How Libraries Are Adapting During The Pandemic
The quarantine has changed everything, but one of the biggest hits is our libraries. Normally a source of information, entertainment, and education, our libraries can no longer operate in the same way. That doesn't mean they're not out there working hard for readers, though, and it's fascinating to see how libraries are encouraging readers during the pandemic.
Librarians are the original educational chameleon dating all the way back to Alexandria. Hear me out. They adapted from being the keepers of science and moderators of philosophy to curators of thought and later, then became the ambassadors of information and literature. As times changed, they became internet gurus, citizenship heroes, and language assistants, all while they still pointed children to their next favorite book. The pandemic has proven that when things change, no one is more capable to adapt than librarians.
The first email I received about their pandemic plans was from my local Brooklyn Public Library, detailing how I could best use their online lending services, where to download anything I might need, and a list of the planned readings and forums that they were going to be doing virtually. It was a bright spot in a very dark time for New York City, and honestly, it was very welcome.
1. Pima County, Arizona
The Pima County librarians in Arizona are going all-out for their patrons.
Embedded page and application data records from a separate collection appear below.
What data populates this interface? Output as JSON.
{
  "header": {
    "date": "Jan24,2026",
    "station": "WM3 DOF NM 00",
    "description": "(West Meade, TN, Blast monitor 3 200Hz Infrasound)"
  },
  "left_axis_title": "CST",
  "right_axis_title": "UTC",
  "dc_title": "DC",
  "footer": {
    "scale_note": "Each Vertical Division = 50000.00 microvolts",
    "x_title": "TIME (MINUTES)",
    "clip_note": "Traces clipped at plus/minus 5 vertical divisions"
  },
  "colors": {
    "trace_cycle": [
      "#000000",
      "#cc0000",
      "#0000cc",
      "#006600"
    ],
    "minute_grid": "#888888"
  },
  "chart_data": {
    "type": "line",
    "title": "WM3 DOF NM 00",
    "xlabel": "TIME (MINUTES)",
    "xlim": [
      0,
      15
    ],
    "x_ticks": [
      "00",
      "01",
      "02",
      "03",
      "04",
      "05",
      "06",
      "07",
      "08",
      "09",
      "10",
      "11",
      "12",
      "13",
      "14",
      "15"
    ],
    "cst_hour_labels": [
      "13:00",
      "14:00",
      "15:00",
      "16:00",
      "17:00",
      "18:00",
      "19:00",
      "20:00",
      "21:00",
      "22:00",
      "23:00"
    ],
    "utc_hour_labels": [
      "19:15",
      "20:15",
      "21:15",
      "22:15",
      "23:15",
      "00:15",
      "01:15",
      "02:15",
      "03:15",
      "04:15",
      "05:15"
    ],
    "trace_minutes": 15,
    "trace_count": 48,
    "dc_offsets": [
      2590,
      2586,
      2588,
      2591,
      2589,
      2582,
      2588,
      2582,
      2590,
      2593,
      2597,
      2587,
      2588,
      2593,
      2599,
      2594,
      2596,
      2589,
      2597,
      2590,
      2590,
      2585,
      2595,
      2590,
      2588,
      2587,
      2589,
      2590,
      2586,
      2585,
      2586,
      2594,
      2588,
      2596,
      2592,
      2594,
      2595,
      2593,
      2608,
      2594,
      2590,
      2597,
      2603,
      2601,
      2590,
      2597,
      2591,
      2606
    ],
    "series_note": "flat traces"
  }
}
From helping to provide snacks to kids who need it and boxes of veggies for their adult patrons, they are also doing Facebook Live broadcasts with readings and music and skills learning, as well as curating reading lists to help frazzled parents.
2. Transylvania County, North Carolina
Many libraries are now offering curbside pick-up, and Transylvania County in North Carolina has it down to an art. You reserve your book and time slot, and then you go and pick them up. What a glorious idea. It's available from 10 a.m. to 6 p.m., and libraries across the country have similar services, so check your local branch.
3. School Help In New York City
The New York Public Library has been providing remote learning resources for students and educators, as well as free tutoring, reading resources like online literacy programs, and curated lists for readers young and not so young. Our city is facing a reckoning that no one anticipated, and the library stepped up and said, "We can help."
4. Kindergarten Club
The Cleveland Public Library is offering virtual Kindergarten Club for kids getting ready for their first real year of school. Reading skills, behavior skills, and other important pieces of preparation are involved.
5. Reading Challenges
One of the most popular programs happening at libraries right now are online reading challenges through Beanstack, the Messenger Public Library in Aurora, Illinois among them. Prizes are given out, with stickers and badges aplenty. Oh, and it's not just for kids, so fellow BookIt! program veterans, it's time.
6. Los Angeles, California
For parents who just can't figure out where to go next, LA County Library is offering "Ask A Librarian" services to the public. Need a good reading program? They'll know. Need to understand what the heck those reading levels mean? Yup, they can do that, too. They are patient heroes, the lot of them.
Most of these services in this list are repeated in various forms throughout the country, and honestly, I never expected anything less from librarians. They get a bad rep for being nerdy rule followers, but anyone who has ever heard a librarian talk about banning books or refusing undocumented immigrants access to their services knows what they really are: superheroes.